• _Action item_
From the records below, report the number of lines that contain "header", and add nothing.

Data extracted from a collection
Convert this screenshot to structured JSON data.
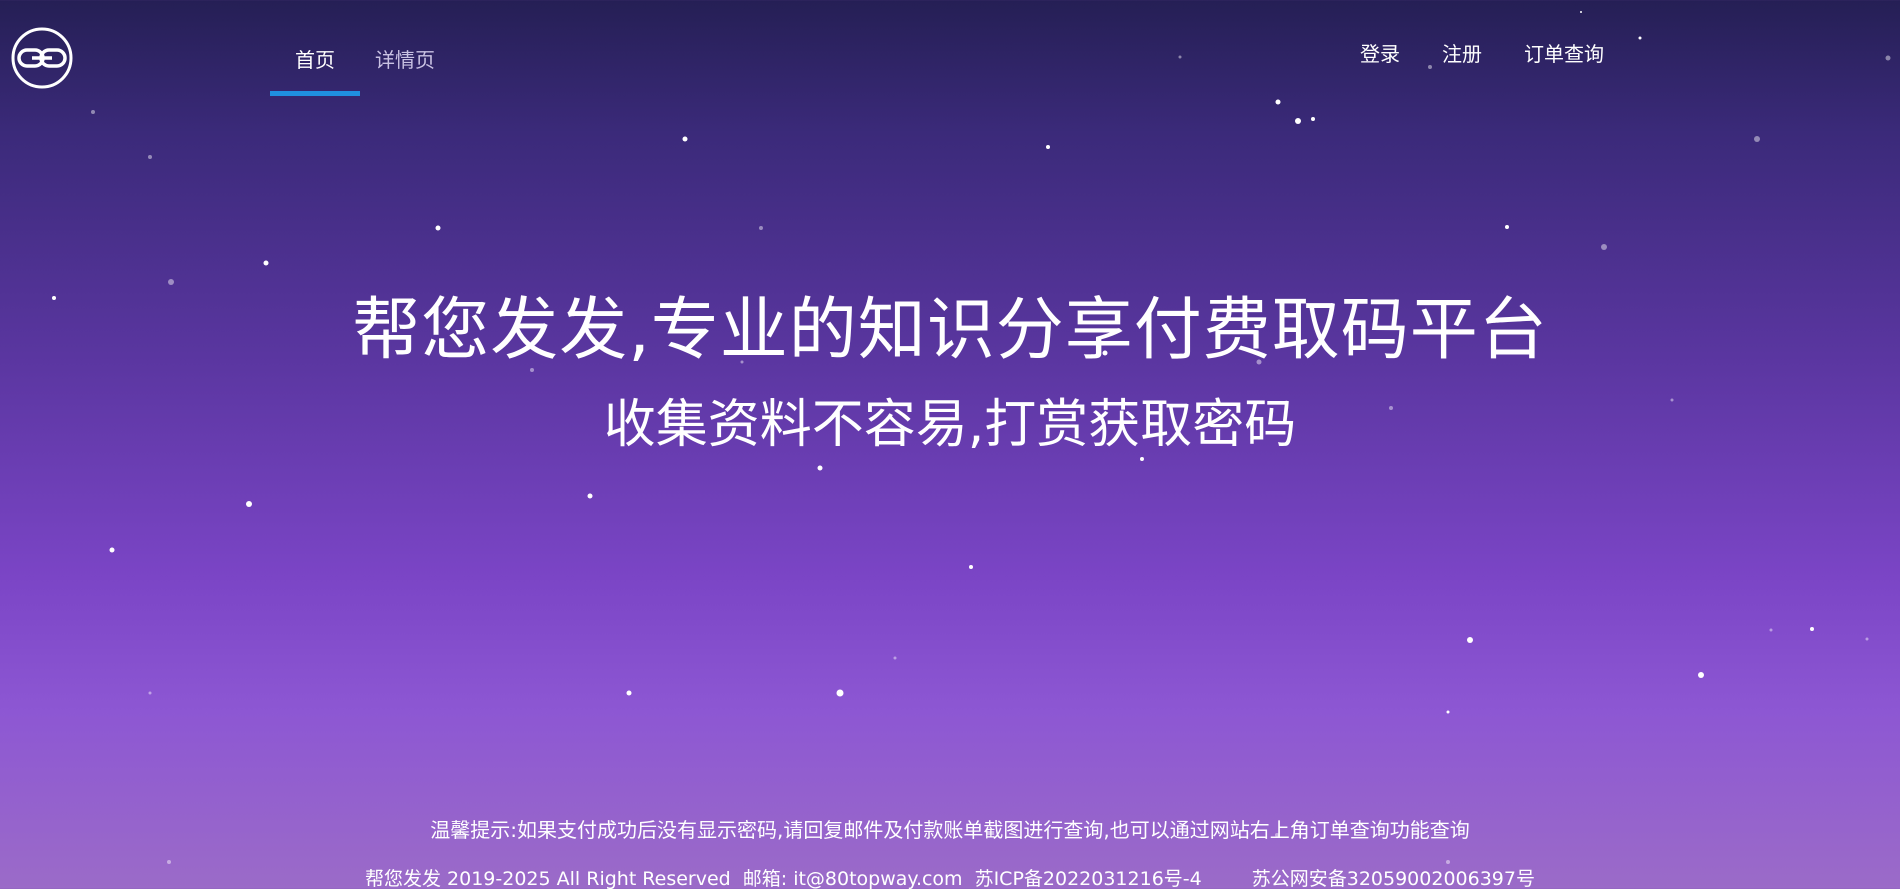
{
  "header": {
    "logo_icon": "chain-link-icon",
    "nav": [
      {
        "label": "首页",
        "active": true
      },
      {
        "label": "详情页",
        "active": false
      }
    ],
    "right_links": {
      "login": "登录",
      "register": "注册",
      "order_query": "订单查询"
    }
  },
  "hero": {
    "title": "帮您发发,专业的知识分享付费取码平台",
    "subtitle": "收集资料不容易,打赏获取密码"
  },
  "footer": {
    "tip": "温馨提示:如果支付成功后没有显示密码,请回复邮件及付款账单截图进行查询,也可以通过网站右上角订单查询功能查询",
    "copyright": "帮您发发 2019-2025 All Right Reserved",
    "email": "邮箱: it@80topway.com",
    "icp": "苏ICP备2022031216号-4",
    "police": "苏公网安备32059002006397号"
  },
  "colors": {
    "accent_underline": "#1f8fe0",
    "background_top": "#251f55",
    "background_bottom": "#9b6bc8"
  }
}
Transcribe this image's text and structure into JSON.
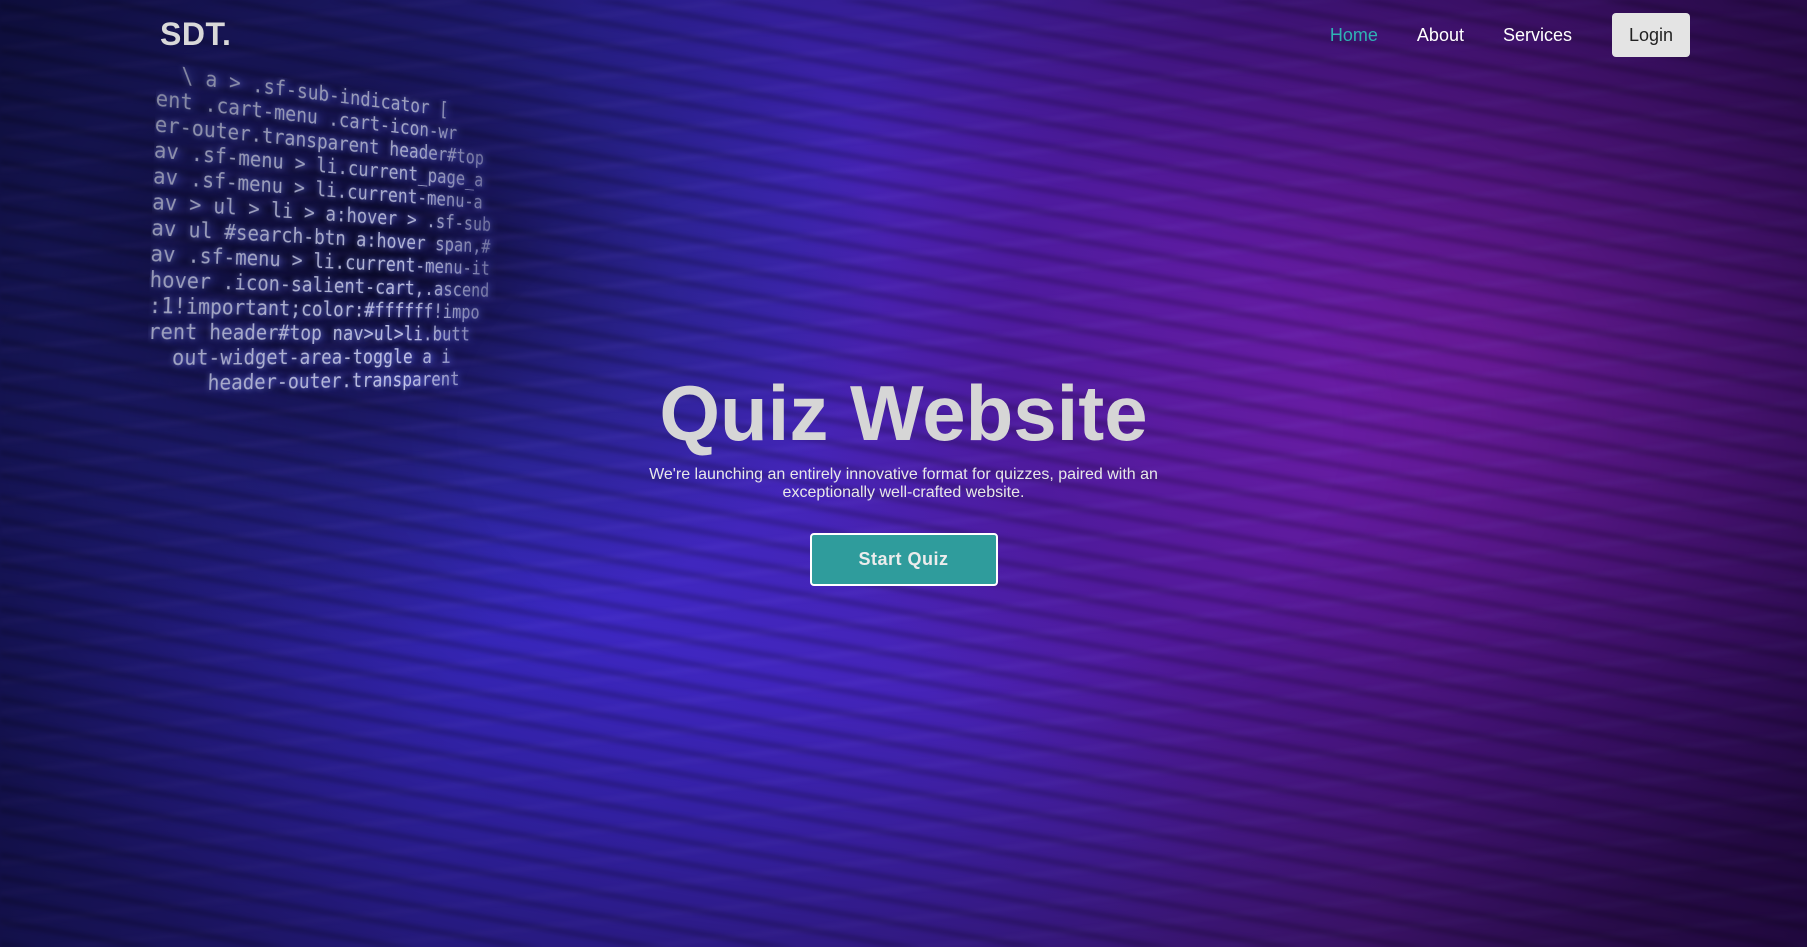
{
  "brand": {
    "logo_text": "SDT."
  },
  "nav": {
    "items": [
      {
        "label": "Home",
        "active": true
      },
      {
        "label": "About",
        "active": false
      },
      {
        "label": "Services",
        "active": false
      }
    ],
    "login_label": "Login"
  },
  "hero": {
    "title": "Quiz Website",
    "subtitle": "We're launching an entirely innovative format for quizzes, paired with an exceptionally well-crafted website.",
    "cta_label": "Start Quiz"
  },
  "background_code": [
    "  \\ a > .sf-sub-indicator [",
    "ent .cart-menu .cart-icon-wr",
    "er-outer.transparent header#top",
    "av .sf-menu > li.current_page_a",
    "av .sf-menu > li.current-menu-a",
    "av > ul > li > a:hover > .sf-sub",
    "av ul #search-btn a:hover span,#",
    "av .sf-menu > li.current-menu-it",
    "hover .icon-salient-cart,.ascend",
    ":1!important;color:#ffffff!impo",
    "rent header#top nav>ul>li.butt",
    "  out-widget-area-toggle a i",
    "     header-outer.transparent"
  ],
  "colors": {
    "accent": "#2fb3b3",
    "cta_background": "#2f9c9c",
    "background_primary": "#3a2ac4",
    "background_secondary": "#5a1c9e"
  }
}
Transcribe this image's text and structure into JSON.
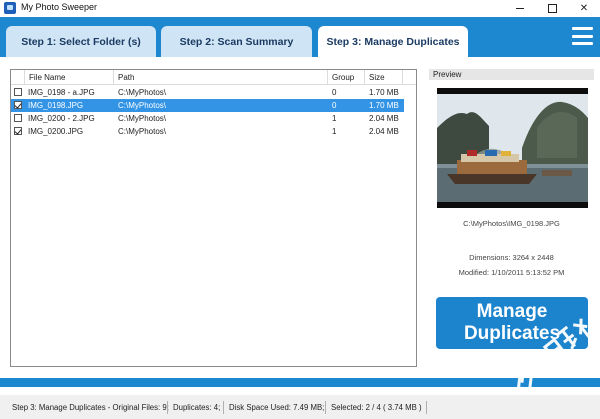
{
  "window": {
    "title": "My Photo Sweeper",
    "controls": [
      "minimize",
      "maximize",
      "close"
    ],
    "close_glyph": "✕"
  },
  "tabs": [
    {
      "label": "Step 1: Select Folder (s)",
      "active": false
    },
    {
      "label": "Step 2: Scan Summary",
      "active": false
    },
    {
      "label": "Step 3: Manage Duplicates",
      "active": true
    }
  ],
  "menu_icon": "hamburger-icon",
  "file_list": {
    "columns": [
      "File Name",
      "Path",
      "Group",
      "Size"
    ],
    "rows": [
      {
        "checked": false,
        "selected": false,
        "name": "IMG_0198 - a.JPG",
        "path": "C:\\MyPhotos\\",
        "group": "0",
        "size": "1.70 MB"
      },
      {
        "checked": true,
        "selected": true,
        "name": "IMG_0198.JPG",
        "path": "C:\\MyPhotos\\",
        "group": "0",
        "size": "1.70 MB"
      },
      {
        "checked": false,
        "selected": false,
        "name": "IMG_0200 - 2.JPG",
        "path": "C:\\MyPhotos\\",
        "group": "1",
        "size": "2.04 MB"
      },
      {
        "checked": true,
        "selected": false,
        "name": "IMG_0200.JPG",
        "path": "C:\\MyPhotos\\",
        "group": "1",
        "size": "2.04 MB"
      }
    ]
  },
  "preview": {
    "header": "Preview",
    "path": "C:\\MyPhotos\\IMG_0198.JPG",
    "dimensions": "Dimensions: 3264 x 2448",
    "modified": "Modified: 1/10/2011 5:13:52 PM"
  },
  "manage_button": {
    "line1": "Manage",
    "line2": "Duplicates"
  },
  "status": {
    "step": "Step 3: Manage Duplicates - Original Files: 9;",
    "duplicates": "Duplicates: 4;",
    "disk_space": "Disk Space Used: 7.49 MB;",
    "selected": "Selected: 2 / 4    ( 3.74 MB )"
  },
  "watermark": {
    "text": "海绵软件",
    "color": "#ffffff"
  },
  "colors": {
    "accent": "#1d88d0",
    "selection": "#3394e6",
    "tab_inactive": "#cfe4f4",
    "tab_text": "#1b3b63"
  }
}
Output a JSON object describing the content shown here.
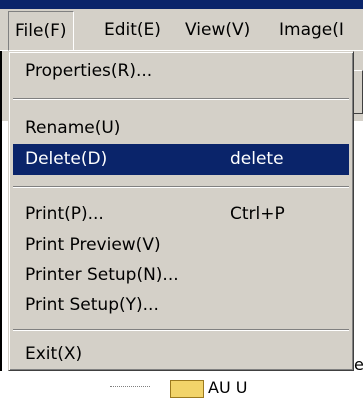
{
  "menubar": {
    "items": [
      "File(F)",
      "Edit(E)",
      "View(V)",
      "Image(I"
    ]
  },
  "file_menu": {
    "items": [
      {
        "label": "Properties(R)...",
        "shortcut": ""
      },
      {
        "label": "Rename(U)",
        "shortcut": ""
      },
      {
        "label": "Delete(D)",
        "shortcut": "delete",
        "selected": true
      },
      {
        "label": "Print(P)...",
        "shortcut": "Ctrl+P"
      },
      {
        "label": "Print Preview(V)",
        "shortcut": ""
      },
      {
        "label": "Printer Setup(N)...",
        "shortcut": ""
      },
      {
        "label": "Print Setup(Y)...",
        "shortcut": ""
      },
      {
        "label": "Exit(X)",
        "shortcut": ""
      }
    ]
  },
  "background": {
    "partial_text": "et",
    "tree_item_text": "AU U"
  },
  "colors": {
    "face": "#d4d0c8",
    "highlight": "#0a246a",
    "highlight_text": "#ffffff"
  }
}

• _Result of the exercise_
5